It's officially December.
I can finally concede that Christmas is indeed coming, something that supermarkets and shopping centres have been trying to convince me of for weeks now, without much success.
October, November - way too early. But in December, sh*t gets real. It's the last month of the year, things are winding up at work, Christmas parties are popping up here, there and everywhere, and somehow, in between all the excitement and festivities, most of us have to find the time to do a spot of present shopping.
Parents, siblings, extended family and friends are generally relatively easy to buy for, if we know them well enough. Partners tend to be trickier, particularly if the relationship is a new one.
In the spirit of the silly season, I've comprised a list of dos and don'ts when it comes to Christmas shopping for your lovers. It's by no means definitive, and far from exhaustive, but it's a starting point. Here goes.
1. DON'T buy your partner, male or female, anything that can come under the umbrella of weight loss. This includes gym memberships, workout gear, exercise equipment, Lite and Easy meal plans, and diet cookery books. If they have specifically indicated that they would like a pair of runners for Christmas, then go right ahead - BUT ONLY IF THEY'VE ASKED FOR THEM. An unprompted gift of a Fitness First membership or Dukan diet book sends a not-so-subtle message that you think your partner a bit of a fatty. It's never a good idea, and particularly not on the one day of the year that we want to gorge ourselves guilt-free. This rule also extends to gluttonous animal-themed gifts - think carefully before purchasing her a piggy bank or pair of cow-print pyjamas.
2. Remember that episode of The Simpsons when Homer bought Marge a bowling ball with his name on it? DON'T do that to your partner - go Christmas shopping for yourself if you have to, but make sure what you buy for your beloved is actually for them and not for you. If she's not really into sport, tickets to the cricket probably won't fly. The naughty nurse outfit? I'm willing to bet it wasn't on her wishlist. Similarly, just because you really want to see him in a new pair of jeans, it doesn't mean that's what you should get him for Christmas. I spent a stupid amount of money on jeans for an ex one year, only to have him wear them about twice, and only after I'd begged him to. I wish I'd kept them for myself. They were great boyfriend jeans.
3. DON'T forget to buy your partner a present altogether. This might seem like an obvious one, but trust me, it happens. The ex I bought the jeans for? It wasn't the first time I'd tried to buy him clothes.
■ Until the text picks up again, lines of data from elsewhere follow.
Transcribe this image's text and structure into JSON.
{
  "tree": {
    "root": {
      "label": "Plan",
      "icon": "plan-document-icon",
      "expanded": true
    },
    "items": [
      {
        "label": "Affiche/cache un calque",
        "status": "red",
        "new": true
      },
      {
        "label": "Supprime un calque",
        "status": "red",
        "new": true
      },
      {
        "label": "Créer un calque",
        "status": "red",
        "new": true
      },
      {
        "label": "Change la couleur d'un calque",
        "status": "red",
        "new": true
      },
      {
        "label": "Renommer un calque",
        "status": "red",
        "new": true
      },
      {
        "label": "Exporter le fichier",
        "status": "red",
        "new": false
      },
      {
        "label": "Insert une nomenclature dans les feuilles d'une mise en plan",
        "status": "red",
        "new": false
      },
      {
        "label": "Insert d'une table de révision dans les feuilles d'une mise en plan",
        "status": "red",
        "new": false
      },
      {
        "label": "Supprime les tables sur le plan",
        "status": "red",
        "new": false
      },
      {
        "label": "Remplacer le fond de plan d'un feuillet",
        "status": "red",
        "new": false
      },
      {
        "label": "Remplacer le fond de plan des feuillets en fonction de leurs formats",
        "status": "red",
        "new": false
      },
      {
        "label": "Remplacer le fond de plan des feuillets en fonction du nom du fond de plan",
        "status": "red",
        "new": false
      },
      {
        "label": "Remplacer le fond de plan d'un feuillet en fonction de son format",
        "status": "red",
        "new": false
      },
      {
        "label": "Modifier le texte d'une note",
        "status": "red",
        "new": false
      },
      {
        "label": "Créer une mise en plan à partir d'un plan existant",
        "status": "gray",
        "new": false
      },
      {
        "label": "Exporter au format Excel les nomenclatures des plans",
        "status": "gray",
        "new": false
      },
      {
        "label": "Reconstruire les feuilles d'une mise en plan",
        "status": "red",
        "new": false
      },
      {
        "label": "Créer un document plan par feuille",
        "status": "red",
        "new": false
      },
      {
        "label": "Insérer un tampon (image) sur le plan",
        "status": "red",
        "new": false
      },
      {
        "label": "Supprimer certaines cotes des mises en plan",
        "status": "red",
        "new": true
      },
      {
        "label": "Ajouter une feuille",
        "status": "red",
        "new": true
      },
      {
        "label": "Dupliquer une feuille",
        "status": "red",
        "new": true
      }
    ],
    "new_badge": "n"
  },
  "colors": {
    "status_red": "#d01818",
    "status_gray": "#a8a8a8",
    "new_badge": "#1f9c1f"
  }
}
OK, I was trying to change his style - I wasn't a fan of his ten-year old Tool concert t-shirts and the jeans he'd been wearing since high school. So I bought him some expensive, fashionable clothes from an expensive, fashionable shop, only to be met with laughter when he opened the package containing the fashion-y boardshorts and trendy t-shirt. Granted, the new clothes weren't really "him", but I'd done one better than he had - the guy rocked up to my house on Christmas day empty-handed, and didn't rectify the situation until March. If your gift's arriving a little late, it's not ideal, but not a complete disaster either. Just don't show up empty-handed - a card and flowers/chocolates/a bottle of wine is a fine stopgap.
4. DON'T get her an overly practical present, particularly if it pertains to domestic duties. The gift of an iron will practically guarantee that you won't get laid for at least a week. Similarly, a new washing machine might cost you a bomb, but that's about all it has going for it. Wait for the Boxing Day sales and buy your bargain whitegoods together.
5. DON'T get them a voucher. Is there anything more dull? Again, disregard this advice if your partner has specifically requested some paper money for JB Hi-Fi or David Jones, or if you have a track record for buying terrible gifts, but as a general rule, it's nice to think that you've tried a bit harder. Go on. Use your imagination.
6. DO keep the receipts, and try not to get offended if he/she doesn't like what you've chosen. Ask them where you went wrong so you can get it right next time.
7. DO remove the tags. No one likes to know that their gift came straight from the 50 per cent off rack.
8. DO attach a handwritten card. To me, a well-written card is almost as, if not more important than the gift itself. You only have to do it a couple of times a year. Say nice things and make them feel special.
9. DO ask them to write a wishlist, especially if you're stuck for ideas. They might not end up getting anything from the list, but it at least provides a good indication as to what they're into, and how much they might expect you to spend (and how much they might be spending on you).
10. DO wrap it, where possible. Some stores handily offer wrapping services, but I think there's something sweet about knowing your partner has taken the time to do it themselves, even if it's a bang-up job using newspaper and sticky-tape.
Received an awful gift? Something wonderful? Let us know.